● PROBLEM REQUIREMENTS
When you reproduce the entries below, keep each one exact and drop any pictures.

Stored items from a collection
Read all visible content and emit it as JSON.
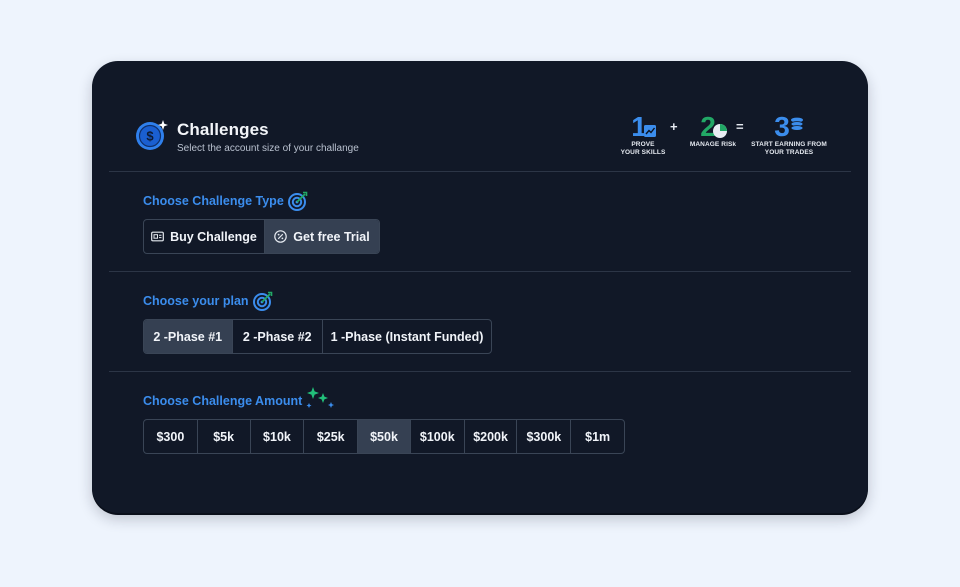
{
  "header": {
    "title": "Challenges",
    "subtitle": "Select the account size of your challange"
  },
  "steps": [
    {
      "number": "1",
      "caption_line1": "PROVE",
      "caption_line2": "YOUR SKILLS",
      "color": "#3b8ded"
    },
    {
      "number": "2",
      "caption_line1": "MANAGE RISk",
      "caption_line2": "",
      "color": "#22a866"
    },
    {
      "number": "3",
      "caption_line1": "START EARNING FROM",
      "caption_line2": "YOUR TRADES",
      "color": "#3b8ded"
    }
  ],
  "operators": {
    "plus": "+",
    "equals": "="
  },
  "type_section": {
    "label": "Choose Challenge Type",
    "options": [
      "Buy Challenge",
      "Get free Trial"
    ],
    "selected": "Get free Trial"
  },
  "plan_section": {
    "label": "Choose your plan",
    "options": [
      "2 -Phase #1",
      "2 -Phase #2",
      "1 -Phase (Instant Funded)"
    ],
    "selected": "2 -Phase #1"
  },
  "amount_section": {
    "label": "Choose Challenge Amount",
    "options": [
      "$300",
      "$5k",
      "$10k",
      "$25k",
      "$50k",
      "$100k",
      "$200k",
      "$300k",
      "$1m"
    ],
    "selected": "$50k"
  },
  "colors": {
    "accent_blue": "#3b8ded",
    "accent_green": "#22a866",
    "card_bg": "#111827",
    "page_bg": "#eef4fd"
  }
}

● THE COMPLETED TASK
Read all visible content and emit it as JSON.
{
  "header": {
    "title": "Challenges",
    "subtitle": "Select the account size of your challange"
  },
  "steps": [
    {
      "number": "1",
      "caption_line1": "PROVE",
      "caption_line2": "YOUR SKILLS",
      "color": "#3b8ded"
    },
    {
      "number": "2",
      "caption_line1": "MANAGE RISk",
      "caption_line2": "",
      "color": "#22a866"
    },
    {
      "number": "3",
      "caption_line1": "START EARNING FROM",
      "caption_line2": "YOUR TRADES",
      "color": "#3b8ded"
    }
  ],
  "operators": {
    "plus": "+",
    "equals": "="
  },
  "type_section": {
    "label": "Choose Challenge Type",
    "options": [
      "Buy Challenge",
      "Get free Trial"
    ],
    "selected": "Get free Trial"
  },
  "plan_section": {
    "label": "Choose your plan",
    "options": [
      "2 -Phase #1",
      "2 -Phase #2",
      "1 -Phase (Instant Funded)"
    ],
    "selected": "2 -Phase #1"
  },
  "amount_section": {
    "label": "Choose Challenge Amount",
    "options": [
      "$300",
      "$5k",
      "$10k",
      "$25k",
      "$50k",
      "$100k",
      "$200k",
      "$300k",
      "$1m"
    ],
    "selected": "$50k"
  },
  "colors": {
    "accent_blue": "#3b8ded",
    "accent_green": "#22a866",
    "card_bg": "#111827",
    "page_bg": "#eef4fd"
  }
}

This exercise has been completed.